In recognition of his father’s zealous Royalism and services to Charles II as a groom of the bedchamber, Seymour was created a baronet at the age of seven. Sir Harry, as he was known, inherited his father’s reversionary grant of the clerkship of the hanaper office, a place which he later sold, probably in 1710. In 1693 he obtained a pass to travel abroad for three years. He was returned for East Looe at a by-election in 1699 on the interest of his cousin Bishop Trelawny of Exeter. A first cousin of Sir Edward, 4th Bt.*, Seymour naturally followed his family’s Tory line in Parliament. He was listed in February 1701 among the likely supporters of the Court over the ‘Great Mortgage’, and was classed as a Tory by Robert Harley* in his analysis of December 1701. Blacklisted for having opposed the preparations for war with France, Sir Henry favoured the motion on 26 Feb. 1702 vindicating the Commons’ proceedings in the impeachments of the previous session. On 24 Apr. he was a teller in favour of a clause to exempt Great Yarmouth from duties raised for the repair of Whitby piers. He voted on 13 Feb. 1703 against agreeing with the Lords’ amendment to the bill for enlarging the time for taking the oath of abjuration. He was forecast in March 1704 as a supporter of the 2nd Earl of Nottingham (Daniel Finch†) over his handling of the Scotch Plot. Evidently a High Churchman, or at least prepared to follow his cousin’s lead, he voted for the Tack on 28 Nov. 1704. Marked as ‘True Church’ in 1705, he voted on 25 Oct. against the Court candidate for Speaker. He was again ranked as a Tory on a list of Parliament early in 1708, and voted against the impeachment of Sacheverell in 1710.2

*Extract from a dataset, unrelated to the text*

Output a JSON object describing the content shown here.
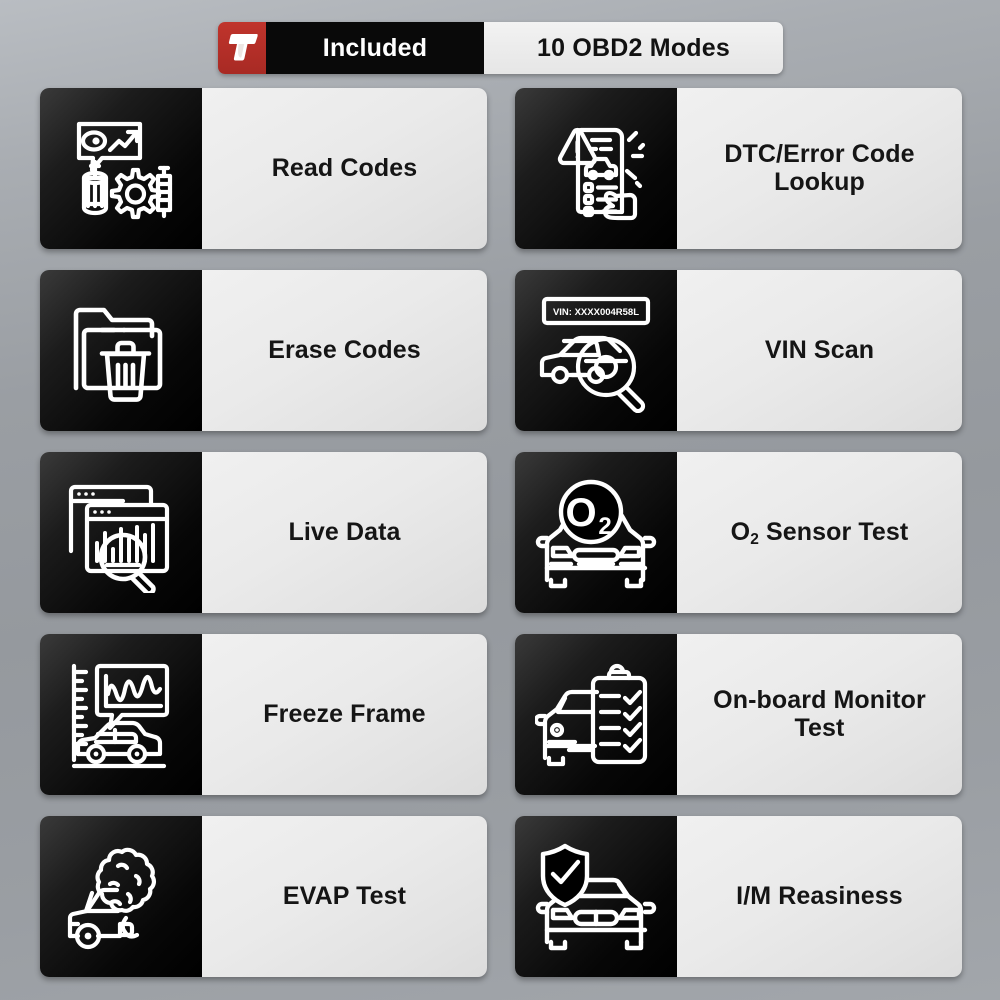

At the 1710 election Seymour sought to exert influence in his own county of Buckinghamshire, where he joined with Viscount Fermanagh (John Verney*), for whom he had expressed support as early as 1699. Despite laying out £500 to buy votes, Seymour was unsuccessful at the poll. He therefore took refuge at East Looe, where Trelawny, now bishop of Winchester, ‘being bound by a very considerable debt to him’ felt obliged to ‘serve him, tho’ against his inclination’, since Trelawny had become an ally of Harley. Seymour was classified as a Tory on the ‘Hanover list’ of 1710, and as one of the ‘worthy patriots’ who, in the first session of the new Parliament, detected the mismanagements of the previous administration. He was a member of the October Club, and in May 1712 was nominated to the ‘Board of Brothers’, though poor health prevented him from taking up the invitation. Illness may also have been the reason why he stood down at East Looe in 1713. He died unmarried in April 1714, without leaving a will. Lord Fermanagh reported in May that Seymour had intended his whole estate to pass to his sister and her children; but because of his failure to make a will she received only his personal property, whereas the landed estate went to (Sir) Edward Seymour II (5th Bt.*), who sold it in July of that year to Lord Masham (Samuel*).3